Ringling Brothers Circus Comes To An End

After 146 years, Ringling Brothers and Barnum & Bailey is coming to an end. According to the circus’ operator, Feld Entertainment, this decision is a consequence of the fall in ticket sales.

On Sunday, the circus presented their final show; a wonderful spectacle taking place at Nassau Veterans Memorial Coliseum. There was no tent covering the last show and no eaves to support the man on the flying trapeze. It was the last time to pack up the big top.

Why ending the show?

Autumn Luciano, a pinup photographer and one of the audiences who attended the last show, said: “It feels a little like a funeral today, but I’m trying not to mourn it in a sad way. Circus is all about being happy.”

Luciano loves the circus so much that she has a tattoo of the circus’ tent on her wrist.

She continued to say that without, “we lose the ability to go and see that humans can do anything,” she said. “You go to the circus and see human beings doing insane things, but the truth is, we all have the ability to do crazy things.”

Last year, the elephants were removed from the show after a push by animal rights groups. This decision led to a big drop in ticket sales.

“To this day, the final performance with the elephants is the hardest performance I have ever had to go through,” Ashley Vargas, who worked with the animals and skated in the show, said. “I had to say goodbye to elephants I’d been with since they were born. They were part of my family.”

People’s devastated reactions

Almost everyone is devastated and in shock that Sunday’s show was the last one.

“It’s the last safe space,” he said. “It’s the last pure form of entertainment there is,” Johnathan Lee Iverson, who spent two decades with Ringling Brothers, commented.
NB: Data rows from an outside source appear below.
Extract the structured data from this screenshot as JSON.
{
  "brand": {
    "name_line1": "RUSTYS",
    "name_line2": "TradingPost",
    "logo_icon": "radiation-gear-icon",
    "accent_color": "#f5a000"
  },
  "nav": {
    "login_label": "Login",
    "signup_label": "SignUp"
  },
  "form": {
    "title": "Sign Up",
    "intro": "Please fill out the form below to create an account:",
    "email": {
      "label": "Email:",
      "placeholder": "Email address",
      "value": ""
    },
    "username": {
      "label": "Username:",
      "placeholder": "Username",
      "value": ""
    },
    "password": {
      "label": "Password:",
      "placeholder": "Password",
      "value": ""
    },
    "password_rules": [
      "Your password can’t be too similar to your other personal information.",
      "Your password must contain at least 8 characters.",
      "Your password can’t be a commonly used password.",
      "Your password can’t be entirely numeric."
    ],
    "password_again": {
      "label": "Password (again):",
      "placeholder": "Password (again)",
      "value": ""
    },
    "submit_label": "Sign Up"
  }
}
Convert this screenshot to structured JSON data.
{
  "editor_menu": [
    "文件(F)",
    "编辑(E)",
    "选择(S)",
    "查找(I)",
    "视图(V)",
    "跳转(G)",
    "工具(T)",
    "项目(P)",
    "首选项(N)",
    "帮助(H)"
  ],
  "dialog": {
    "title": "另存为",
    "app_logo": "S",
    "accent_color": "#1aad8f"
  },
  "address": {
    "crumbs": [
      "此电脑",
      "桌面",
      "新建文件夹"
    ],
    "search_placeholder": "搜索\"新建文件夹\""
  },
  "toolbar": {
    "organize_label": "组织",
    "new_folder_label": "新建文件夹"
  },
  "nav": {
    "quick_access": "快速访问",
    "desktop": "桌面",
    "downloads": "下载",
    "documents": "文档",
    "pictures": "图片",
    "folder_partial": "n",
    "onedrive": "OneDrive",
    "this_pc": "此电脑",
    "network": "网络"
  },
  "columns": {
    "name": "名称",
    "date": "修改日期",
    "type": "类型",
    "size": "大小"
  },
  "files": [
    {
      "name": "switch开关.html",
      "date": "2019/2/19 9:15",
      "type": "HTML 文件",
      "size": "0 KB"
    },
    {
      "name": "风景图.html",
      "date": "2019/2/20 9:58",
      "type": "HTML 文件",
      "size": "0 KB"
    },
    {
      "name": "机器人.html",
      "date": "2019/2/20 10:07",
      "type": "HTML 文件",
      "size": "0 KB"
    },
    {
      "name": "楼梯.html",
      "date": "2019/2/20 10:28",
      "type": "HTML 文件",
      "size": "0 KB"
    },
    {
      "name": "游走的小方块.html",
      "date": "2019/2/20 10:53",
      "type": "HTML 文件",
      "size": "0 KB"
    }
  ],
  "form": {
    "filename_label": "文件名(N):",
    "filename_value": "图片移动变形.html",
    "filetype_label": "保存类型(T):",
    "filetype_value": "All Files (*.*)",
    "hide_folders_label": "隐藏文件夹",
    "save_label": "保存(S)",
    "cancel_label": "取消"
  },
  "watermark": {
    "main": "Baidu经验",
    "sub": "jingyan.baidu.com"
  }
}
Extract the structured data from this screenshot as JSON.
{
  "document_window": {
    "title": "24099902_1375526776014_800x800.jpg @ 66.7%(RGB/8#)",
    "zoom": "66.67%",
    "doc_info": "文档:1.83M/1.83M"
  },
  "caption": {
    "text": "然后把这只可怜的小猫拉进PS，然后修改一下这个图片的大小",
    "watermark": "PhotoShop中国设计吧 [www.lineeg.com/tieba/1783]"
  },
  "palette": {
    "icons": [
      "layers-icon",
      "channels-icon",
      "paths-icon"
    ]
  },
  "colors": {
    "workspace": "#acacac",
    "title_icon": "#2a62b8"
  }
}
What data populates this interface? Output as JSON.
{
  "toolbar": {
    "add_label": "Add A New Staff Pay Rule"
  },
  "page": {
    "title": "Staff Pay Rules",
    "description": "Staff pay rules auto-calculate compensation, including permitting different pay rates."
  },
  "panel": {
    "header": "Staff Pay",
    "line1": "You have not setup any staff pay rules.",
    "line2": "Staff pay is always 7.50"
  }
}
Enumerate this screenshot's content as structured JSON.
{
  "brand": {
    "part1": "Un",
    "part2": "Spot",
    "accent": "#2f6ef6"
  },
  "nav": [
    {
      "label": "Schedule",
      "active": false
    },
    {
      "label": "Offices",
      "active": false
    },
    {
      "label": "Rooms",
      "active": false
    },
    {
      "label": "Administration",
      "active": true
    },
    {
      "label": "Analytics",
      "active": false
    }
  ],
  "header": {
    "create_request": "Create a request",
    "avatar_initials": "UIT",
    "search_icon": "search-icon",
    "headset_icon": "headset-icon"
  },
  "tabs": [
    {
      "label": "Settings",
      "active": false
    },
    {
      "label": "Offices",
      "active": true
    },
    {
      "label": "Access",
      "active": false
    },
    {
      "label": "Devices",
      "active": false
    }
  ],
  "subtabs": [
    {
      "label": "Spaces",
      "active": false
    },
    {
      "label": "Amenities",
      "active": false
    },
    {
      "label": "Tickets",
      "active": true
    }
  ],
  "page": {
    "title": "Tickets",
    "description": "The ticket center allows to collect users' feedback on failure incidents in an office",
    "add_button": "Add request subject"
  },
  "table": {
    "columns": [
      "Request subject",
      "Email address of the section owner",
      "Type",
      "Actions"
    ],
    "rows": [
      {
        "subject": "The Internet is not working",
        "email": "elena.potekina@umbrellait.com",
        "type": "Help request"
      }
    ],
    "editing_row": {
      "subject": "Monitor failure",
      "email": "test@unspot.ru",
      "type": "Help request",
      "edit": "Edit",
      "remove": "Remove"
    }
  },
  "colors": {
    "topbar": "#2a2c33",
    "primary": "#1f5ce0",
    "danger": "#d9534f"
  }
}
The circus has a crew of 500 persons along with 100 animals. The remarkable circus dates back to 1871 as P. T. Barnum’s Grand Traveling Museum, Menagerie, Caravan & Hippodrome and Feld started it in 1967.